Unwind and the rest of the Unwind Dystology by Neal Shusterman

Like with [Everlost, Neal Shusterman blows my mind with everything he writes. This series takes place in the future after the second civil war was fought over abortion. Now children cannot be aborted, but from ages 13-18 they can be “unwound,” a process which results in 100% of their body being donated, so they’re not technically dead. These books are eerie and exciting and wonderful.

Faking Normal by Courtney C. Stevens

This is one of the books that made it’s way straight to my favorites shelf after reading it for the first time. This book is about a girl who was raped, and it’s a beautiful story about healing. Check out my What I’m Reading post about it here.

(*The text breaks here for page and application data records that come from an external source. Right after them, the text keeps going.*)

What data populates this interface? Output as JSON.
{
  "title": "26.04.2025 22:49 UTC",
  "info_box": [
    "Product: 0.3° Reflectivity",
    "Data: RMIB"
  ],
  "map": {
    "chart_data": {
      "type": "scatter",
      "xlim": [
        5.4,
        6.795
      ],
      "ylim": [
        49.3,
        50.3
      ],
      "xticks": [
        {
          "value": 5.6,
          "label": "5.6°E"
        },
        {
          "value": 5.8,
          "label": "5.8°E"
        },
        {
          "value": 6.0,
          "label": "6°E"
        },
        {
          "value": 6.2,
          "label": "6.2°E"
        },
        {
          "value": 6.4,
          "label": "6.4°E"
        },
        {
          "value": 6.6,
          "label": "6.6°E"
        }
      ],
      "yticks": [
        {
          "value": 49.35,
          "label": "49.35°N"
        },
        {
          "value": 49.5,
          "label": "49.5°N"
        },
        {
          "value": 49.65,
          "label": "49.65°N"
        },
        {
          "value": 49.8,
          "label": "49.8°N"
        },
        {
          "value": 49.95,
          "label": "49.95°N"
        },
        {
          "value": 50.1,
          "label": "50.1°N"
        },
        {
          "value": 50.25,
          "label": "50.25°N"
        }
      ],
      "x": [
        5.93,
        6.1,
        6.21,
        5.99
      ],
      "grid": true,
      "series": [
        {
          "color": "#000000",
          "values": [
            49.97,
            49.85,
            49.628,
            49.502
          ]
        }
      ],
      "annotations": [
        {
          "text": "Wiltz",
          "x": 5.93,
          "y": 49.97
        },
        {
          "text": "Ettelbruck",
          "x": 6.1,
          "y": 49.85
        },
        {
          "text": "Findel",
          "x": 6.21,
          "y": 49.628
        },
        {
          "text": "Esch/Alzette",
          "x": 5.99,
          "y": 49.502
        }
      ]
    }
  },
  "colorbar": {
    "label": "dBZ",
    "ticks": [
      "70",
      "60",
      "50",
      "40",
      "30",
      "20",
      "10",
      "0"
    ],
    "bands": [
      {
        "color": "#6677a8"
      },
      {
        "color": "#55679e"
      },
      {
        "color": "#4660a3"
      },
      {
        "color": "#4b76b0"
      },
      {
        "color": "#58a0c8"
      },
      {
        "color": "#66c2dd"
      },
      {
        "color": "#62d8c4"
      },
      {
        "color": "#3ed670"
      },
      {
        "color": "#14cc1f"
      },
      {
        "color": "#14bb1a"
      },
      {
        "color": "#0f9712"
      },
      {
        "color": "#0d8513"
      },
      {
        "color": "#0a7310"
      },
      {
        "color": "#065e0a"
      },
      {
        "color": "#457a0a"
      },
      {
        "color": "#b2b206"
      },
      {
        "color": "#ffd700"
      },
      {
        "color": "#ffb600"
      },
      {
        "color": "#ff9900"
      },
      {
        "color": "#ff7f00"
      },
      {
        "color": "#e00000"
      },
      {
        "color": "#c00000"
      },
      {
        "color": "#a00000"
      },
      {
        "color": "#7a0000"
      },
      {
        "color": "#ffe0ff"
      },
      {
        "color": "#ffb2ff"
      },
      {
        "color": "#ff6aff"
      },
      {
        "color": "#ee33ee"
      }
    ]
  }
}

Olive Kitteridge by Elizabeth Strout

I found Olive Kitteridge used and free, and I never would’ve picked it up otherwise, but my little beaten-up copy is one of my favorite books. A novel in stories, Strout tells the story of Olive and her Maine town. This book is beautiful and sad and just perfect.

The Book Thief by Markus Zusak

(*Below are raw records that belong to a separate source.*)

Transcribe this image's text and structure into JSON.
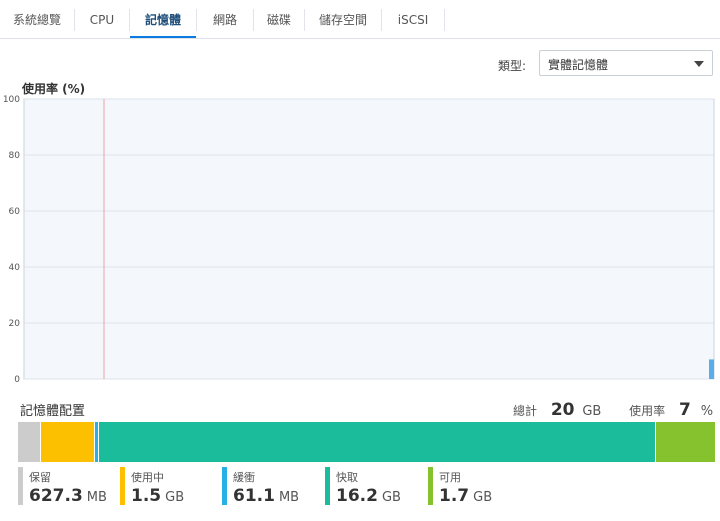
{
  "tabs": [
    {
      "label": "系統總覽",
      "active": false
    },
    {
      "label": "CPU",
      "active": false
    },
    {
      "label": "記憶體",
      "active": true
    },
    {
      "label": "網路",
      "active": false
    },
    {
      "label": "磁碟",
      "active": false
    },
    {
      "label": "儲存空間",
      "active": false
    },
    {
      "label": "iSCSI",
      "active": false
    }
  ],
  "type_selector": {
    "label": "類型:",
    "value": "實體記憶體"
  },
  "usage_chart": {
    "title": "使用率 (%)",
    "chart_data": {
      "type": "area",
      "y_ticks": [
        "100",
        "80",
        "60",
        "40",
        "20",
        "0"
      ],
      "ylim": [
        0,
        100
      ],
      "grid": true,
      "series": [
        {
          "values": [
            7
          ]
        }
      ]
    }
  },
  "allocation": {
    "title": "記憶體配置",
    "total_label": "總計",
    "total_value": "20",
    "total_unit": "GB",
    "usage_label": "使用率",
    "usage_value": "7",
    "usage_unit": "%",
    "segments": [
      {
        "name": "reserved",
        "fraction": 0.033,
        "color": "#cccccc"
      },
      {
        "name": "used",
        "fraction": 0.0775,
        "color": "#fcc000"
      },
      {
        "name": "buffer",
        "fraction": 0.005,
        "color": "#28b0e6"
      },
      {
        "name": "cache",
        "fraction": 0.8,
        "color": "#1abc9c"
      },
      {
        "name": "available",
        "fraction": 0.0845,
        "color": "#85c22d"
      }
    ],
    "legend": [
      {
        "label": "保留",
        "value": "627.3",
        "unit": "MB",
        "color": "#cccccc"
      },
      {
        "label": "使用中",
        "value": "1.5",
        "unit": "GB",
        "color": "#fcc000"
      },
      {
        "label": "緩衝",
        "value": "61.1",
        "unit": "MB",
        "color": "#28b0e6"
      },
      {
        "label": "快取",
        "value": "16.2",
        "unit": "GB",
        "color": "#1abc9c"
      },
      {
        "label": "可用",
        "value": "1.7",
        "unit": "GB",
        "color": "#85c22d"
      }
    ]
  }
}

I’ve said before that I’m not a huge fan of big books. I have trouble focusing for a long time, and so it took me a long time to read The Book Thief, but this is one of those books that stays with you. Told from the perspective of Death, this novel takes you through Nazi Germany and the story of a young girl who fell in love with words. This story will also always hold a special place in my heart because I watched the movie version while waiting to meet my boyfriend on the night he ended up proposing to me.

I Am the Messenger by Markus Zusak

Unlike The Book Thief, Zusak’s other novel is fast-paced, funny, and still deeply meaningful. I Am the Messenger is the story of Ed and his friends who live in Australia and are just trying to get by. But then Ed receives a playing card in the mail with addresses listed on it, and he realizes he’s been chosen to deliver something important.


I hope you’ve enjoyed all of my favorite book features! I’ve loved looking back at all the amazing books on my favorites shelf and telling you all about them. Check out the My Favorite Books page on my website to find links to all of my reviews, and let me know if we share any favorite books!